As a college student going to school to study the Bible, I was struggling with pornography. Porn had a powerful hold over my life. There was an internal war raging and guilt flowed through my veins. I had tried countless times to be free of this addiction, yet time and time again I came crawling back to the altar of my computer.
Failure soon became my identity. It wasn’t that I failed but now I was a failure. Failure is who I am. I began to believe this is who I am and I will never change. I was broken, hiding—shame had become my companion.
Shame is powerful.

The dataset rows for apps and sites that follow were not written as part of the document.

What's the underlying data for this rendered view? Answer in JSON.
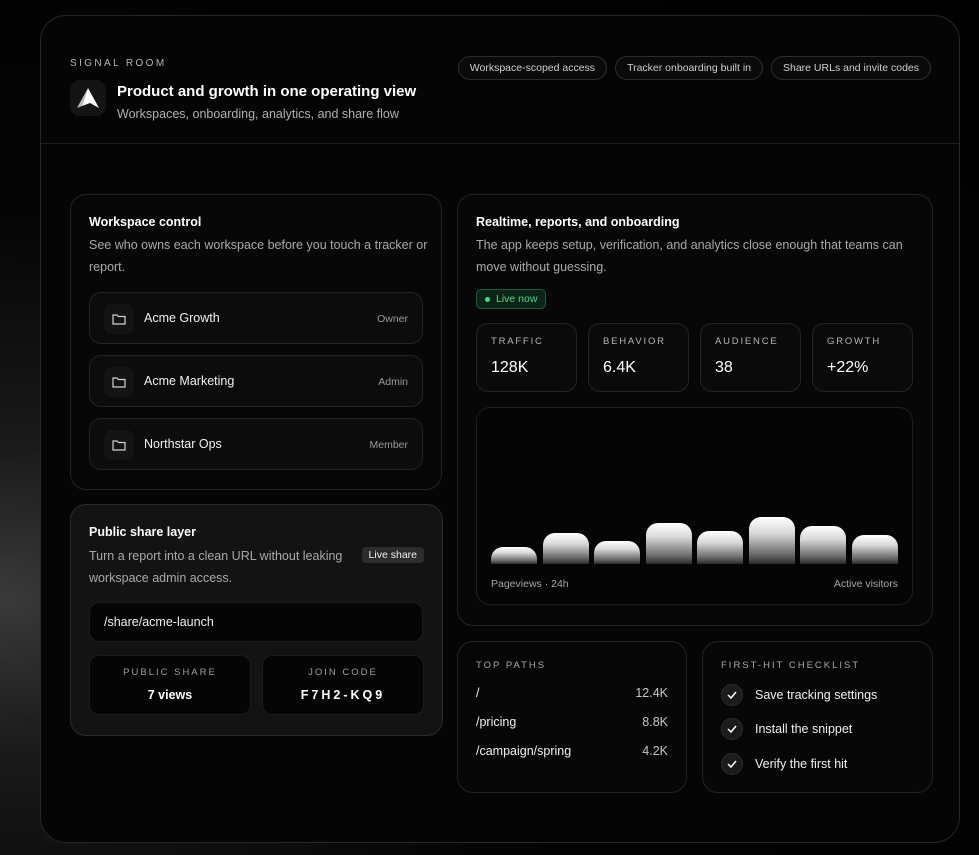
{
  "header": {
    "eyebrow": "SIGNAL ROOM",
    "title": "Product and growth in one operating view",
    "subtitle": "Workspaces, onboarding, analytics, and share flow",
    "pills": [
      "Workspace-scoped access",
      "Tracker onboarding built in",
      "Share URLs and invite codes"
    ]
  },
  "workspace": {
    "title": "Workspace control",
    "description": "See who owns each workspace before you touch a tracker or report.",
    "items": [
      {
        "name": "Acme Growth",
        "role": "Owner"
      },
      {
        "name": "Acme Marketing",
        "role": "Admin"
      },
      {
        "name": "Northstar Ops",
        "role": "Member"
      }
    ]
  },
  "share": {
    "title": "Public share layer",
    "description": "Turn a report into a clean URL without leaking workspace admin access.",
    "badge": "Live share",
    "path": "/share/acme-launch",
    "public_label": "PUBLIC SHARE",
    "public_value": "7 views",
    "join_label": "JOIN CODE",
    "join_value": "F7H2-KQ9"
  },
  "realtime": {
    "title": "Realtime, reports, and onboarding",
    "description": "The app keeps setup, verification, and analytics close enough that teams can move without guessing.",
    "live_badge": "Live now",
    "metrics": [
      {
        "label": "TRAFFIC",
        "value": "128K"
      },
      {
        "label": "BEHAVIOR",
        "value": "6.4K"
      },
      {
        "label": "AUDIENCE",
        "value": "38"
      },
      {
        "label": "GROWTH",
        "value": "+22%"
      }
    ],
    "chart_left_label": "Pageviews · 24h",
    "chart_right_label": "Active visitors"
  },
  "chart_data": {
    "type": "bar",
    "values": [
      17,
      31,
      23,
      41,
      33,
      47,
      38,
      29
    ]
  },
  "top_paths": {
    "label": "TOP PATHS",
    "rows": [
      {
        "path": "/",
        "value": "12.4K"
      },
      {
        "path": "/pricing",
        "value": "8.8K"
      },
      {
        "path": "/campaign/spring",
        "value": "4.2K"
      }
    ]
  },
  "checklist": {
    "label": "FIRST-HIT CHECKLIST",
    "items": [
      "Save tracking settings",
      "Install the snippet",
      "Verify the first hit"
    ]
  }
}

Shame says that you are what you did. It’s not that you failed or you made a mistake. Shame says you are a failure; you are a mistake. Shame finds its power in the silence, in the absence of community and our destructive self-talk.
In that college dorm room trying earnestly to pursue God, I was living in the shadow of shame. It tainted how I saw life. It tainted how I thought God saw me.
I remember one particularly dark moment of shame. Shame was whispering in my ear, you are a failure, you’ll never change, it is not worth going on. And an insidious thought ran through my head to end the misery, the world would be better without me. That really scared me.
The deep work of the Christian life is rejecting our perceived identity and embracing God’s imputed identity.
This is spiritual formation. As a follower of Jesus, our identity is not based on what we have done or even what has been done to us. It is based solely on what Jesus has done for us. Our identity is not based on WHO we are but on WHOSE we are.
I remember the turning point for me. One night in my dorm room, I had a dream. The room was dark; the only light came from the blue hue of my laptop. Sitting at my desk looking at the computer was the 8 year-old version of me, scrawny, blonde, innocent boy.
My heart broke for that little boy. “Don’t look at that junk! Don’t get stuck!”
It was in that moment that I first saw how God saw me. He did not see a failure, He saw His kid that He loves. He was not made or angry. His heart broke for me.
The truth is, I am His kid. I do not live in the shadow of shame. I dwell in the shadow of the Son He loves. My identity is secure, fully loved, completely forgiven, absolutely delighted in by my heavenly Father. And that changes everything! That was the beginning for me to experience freedom from my addiction.
There is this incredible Psalm that I memorized in college, Psalm 15. In it David asks, “Who may dwell in your sanctuary? Who may live on your holy hill?” One of the things David says about those who live in the shadow of the almighty is that they, “speak truth in their heart.” I love that.
My friend Kevin Queen says, “If another person talked to you the way you talk to you, you’d file a restraining order. Replace those lies with truth.”
Pay attention to the self-talk. Is it true of what God says is true of you?
No matter what shame says, you do not have to live in the shadow of shame. You are God’s kid. He loves you more than you could ever know. He’s not down on you. You already dwell in the shadow of the Son He loves.
Start telling yourself the truth.